The word went out that the Moto G5 Plus has the same sensor as the one on Samsung’s 2016 flagship, the Galaxy S7, but let’s be clear. Having a sensor on the camera is not enough to produce similar results. The ISP is important as well, and the post-capture optimization is what decides things in the end. The Moto G5 Plus has a super camera, to be fair to it, but it isn’t one that can compete with the flagships, something that many were expecting to do. A 12-megapixel f/1.7 sensor is what the G5 Plus offers, and it does capture excellent pictures with top color reproduction, especially in HDR, in broad daylight. Even with the artificial light source, or with the light on the background, the exposure is maintained well. But, the fact is that you will be a fan of its job only when there is sufficient light around.
Check: Moto G5 Plus Camera Samples (Full Res pictures)
Low light photography is where it struggles. With the larger pixel size, you’d rather expect the camera to take in more light and would sometimes compensate for the absence of OIS, but it is clear here that the software is not able to optimize the pictures well when there is scarcity of light and you’d have to resort to the Pro mode and adjust the settings manually, which also requires that you have the phone sit steadily for one good capture in low light. Just taking the phone out and capturing pictures on auto mode in the night would take pale photos.
Moreover, the video capture results too are similar to the photos. 4K video recording is possible at 30 fps and the slow-motion videography too is, with 120 fps videos coming out at 720p resolution. Overall, the camera is indeed one of the highlights of the Moto G5 Plus and if you are giving it a use in daylight, it has enough to beat most of the competition in its price range, but it isn’t reliable in low light.
How good is the connectivity?

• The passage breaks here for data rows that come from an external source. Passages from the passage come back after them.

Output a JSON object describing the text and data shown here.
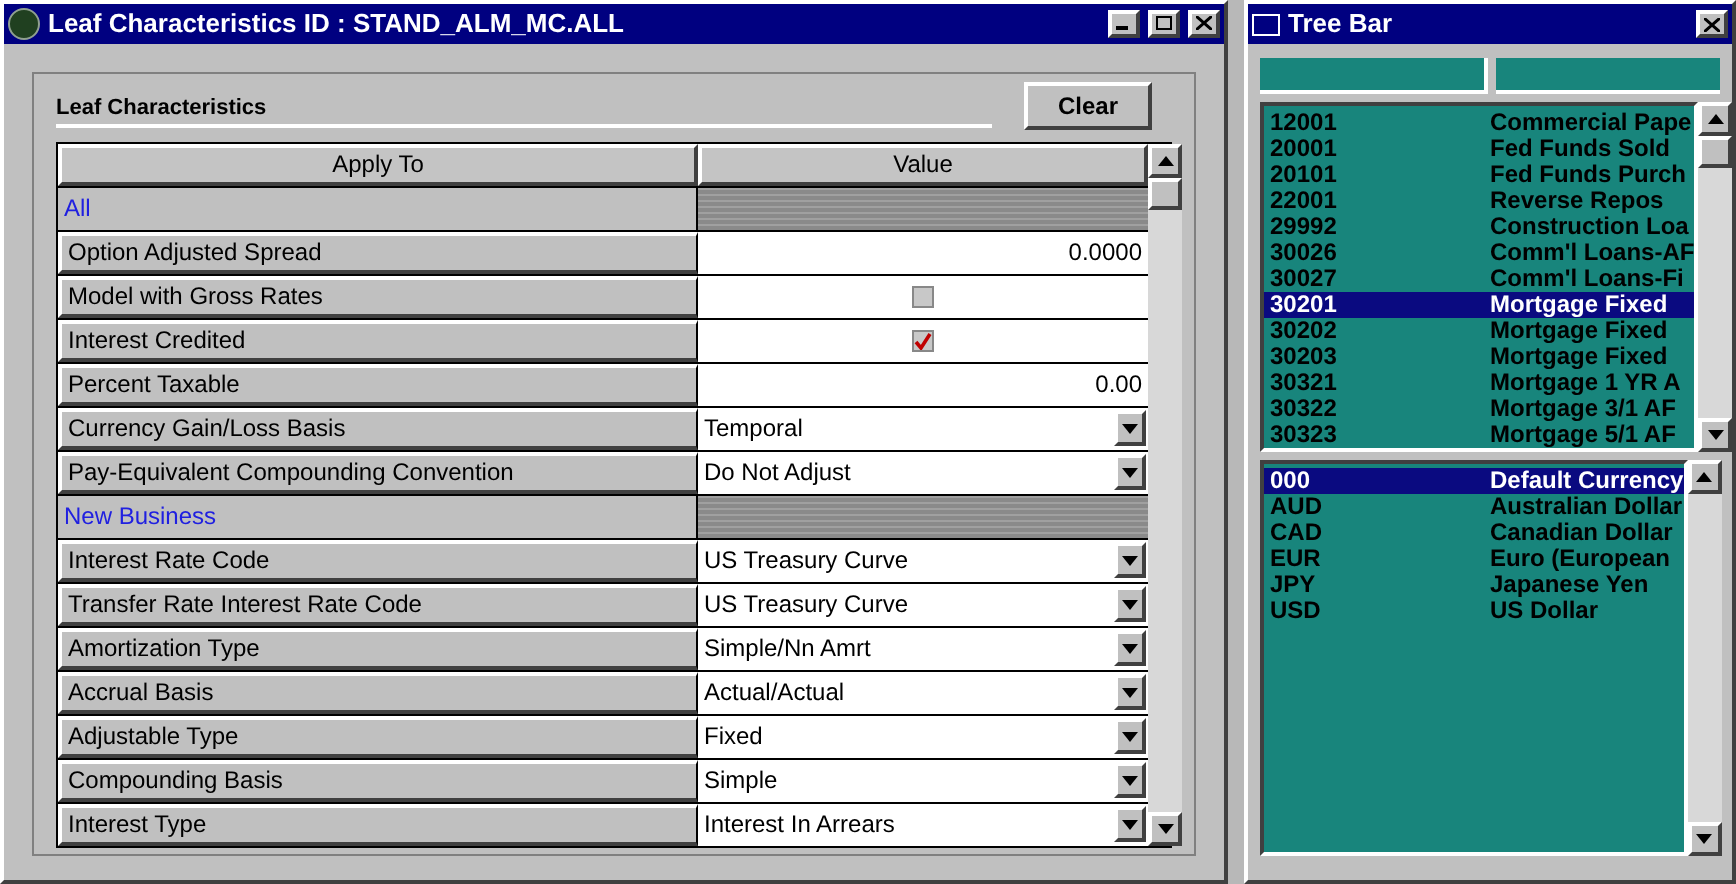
{
  "main_window": {
    "title": "Leaf Characteristics ID : STAND_ALM_MC.ALL"
  },
  "panel": {
    "title": "Leaf Characteristics",
    "clear_button": "Clear"
  },
  "table": {
    "columns": [
      "Apply To",
      "Value"
    ],
    "rows": [
      {
        "kind": "section",
        "label": "All"
      },
      {
        "kind": "number",
        "label": "Option Adjusted Spread",
        "value": "0.0000"
      },
      {
        "kind": "checkbox",
        "label": "Model with Gross Rates",
        "checked": false
      },
      {
        "kind": "checkbox",
        "label": "Interest Credited",
        "checked": true
      },
      {
        "kind": "number",
        "label": "Percent Taxable",
        "value": "0.00"
      },
      {
        "kind": "dropdown",
        "label": "Currency Gain/Loss Basis",
        "value": "Temporal"
      },
      {
        "kind": "dropdown",
        "label": "Pay-Equivalent Compounding Convention",
        "value": "Do Not Adjust"
      },
      {
        "kind": "section",
        "label": "New Business"
      },
      {
        "kind": "dropdown",
        "label": "Interest Rate Code",
        "value": "US Treasury Curve"
      },
      {
        "kind": "dropdown",
        "label": "Transfer Rate Interest Rate Code",
        "value": "US Treasury Curve"
      },
      {
        "kind": "dropdown",
        "label": "Amortization Type",
        "value": "Simple/Nn Amrt"
      },
      {
        "kind": "dropdown",
        "label": "Accrual Basis",
        "value": "Actual/Actual"
      },
      {
        "kind": "dropdown",
        "label": "Adjustable Type",
        "value": "Fixed"
      },
      {
        "kind": "dropdown",
        "label": "Compounding Basis",
        "value": "Simple"
      },
      {
        "kind": "dropdown",
        "label": "Interest Type",
        "value": "Interest In Arrears"
      }
    ]
  },
  "tree_bar": {
    "title": "Tree Bar",
    "leaf_list": [
      {
        "code": "12001",
        "name": "Commercial Pape",
        "selected": false
      },
      {
        "code": "20001",
        "name": "Fed Funds Sold",
        "selected": false
      },
      {
        "code": "20101",
        "name": "Fed Funds Purch",
        "selected": false
      },
      {
        "code": "22001",
        "name": "Reverse Repos",
        "selected": false
      },
      {
        "code": "29992",
        "name": "Construction Loa",
        "selected": false
      },
      {
        "code": "30026",
        "name": "Comm'l Loans-AF",
        "selected": false
      },
      {
        "code": "30027",
        "name": "Comm'l Loans-Fi",
        "selected": false
      },
      {
        "code": "30201",
        "name": "Mortgage Fixed",
        "selected": true
      },
      {
        "code": "30202",
        "name": "Mortgage Fixed",
        "selected": false
      },
      {
        "code": "30203",
        "name": "Mortgage Fixed",
        "selected": false
      },
      {
        "code": "30321",
        "name": "Mortgage 1 YR A",
        "selected": false
      },
      {
        "code": "30322",
        "name": "Mortgage 3/1 AF",
        "selected": false
      },
      {
        "code": "30323",
        "name": "Mortgage 5/1 AF",
        "selected": false
      }
    ],
    "currency_list": [
      {
        "code": "000",
        "name": "Default Currency",
        "selected": true
      },
      {
        "code": "AUD",
        "name": "Australian Dollar",
        "selected": false
      },
      {
        "code": "CAD",
        "name": "Canadian Dollar",
        "selected": false
      },
      {
        "code": "EUR",
        "name": "Euro (European",
        "selected": false
      },
      {
        "code": "JPY",
        "name": "Japanese Yen",
        "selected": false
      },
      {
        "code": "USD",
        "name": "US Dollar",
        "selected": false
      }
    ]
  }
}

Lenovo has given whatever except the IR blaster if connectivity is at a question. 4G with VoLTE, Wi-Fi, NFC, and the other standard ones in the list. While the call quality is great, the unit that we have doesn’t show up VoLTE / HD calling option for the first SIM slot, and we confirmed it with a few other users too who had a similar issue. It is only about the SIM number as things work fine on the second SIM where VoLTE is active.
The speaker on the front is just at the same place where the earpiece is. It isn’t the loudest of the ones seen in this price range, and interestingly, even the Xiaomi Redmi 4A with less than half the price of this has been able to have a better sound output level.
Verdict – Is camera the only highlight?
Well well, here we are in the price range where choosing the best one is always quite a task. I would’ve always kept one of the Moto phones on the list but last year, the thought changed with Moto G4 Plus. Good for Lenovo that they made a wonderful phone this year, as the Moto G5 Plus has done exceptionally well with the performance, and it would be unfair to call the phone a choice only for its camera.
The design, except for the camera bump, is decent and the performance is top-notch. The phone ticks almost all the boxes but there are some obvious points where it should’ve been better, especially the low-light photography and the speaker performance.
But then, there are no more than 2-3 good challengers to the Moto G5 Plus in this category, and only the Xiaomi Redmi Note 4 and Honor 6X come into good contention, for some reasons. If there’s a battery powerhouse that you need with no big changes in the UI, there’s Moto Z Play to consider as well. But, all in all, the Moto G5 Plus is a phone that shouldn’t be known only for its camera. That camera might overshadow the design, performance, and the battery life of the phone but they are equal contributors to why we would recommend it.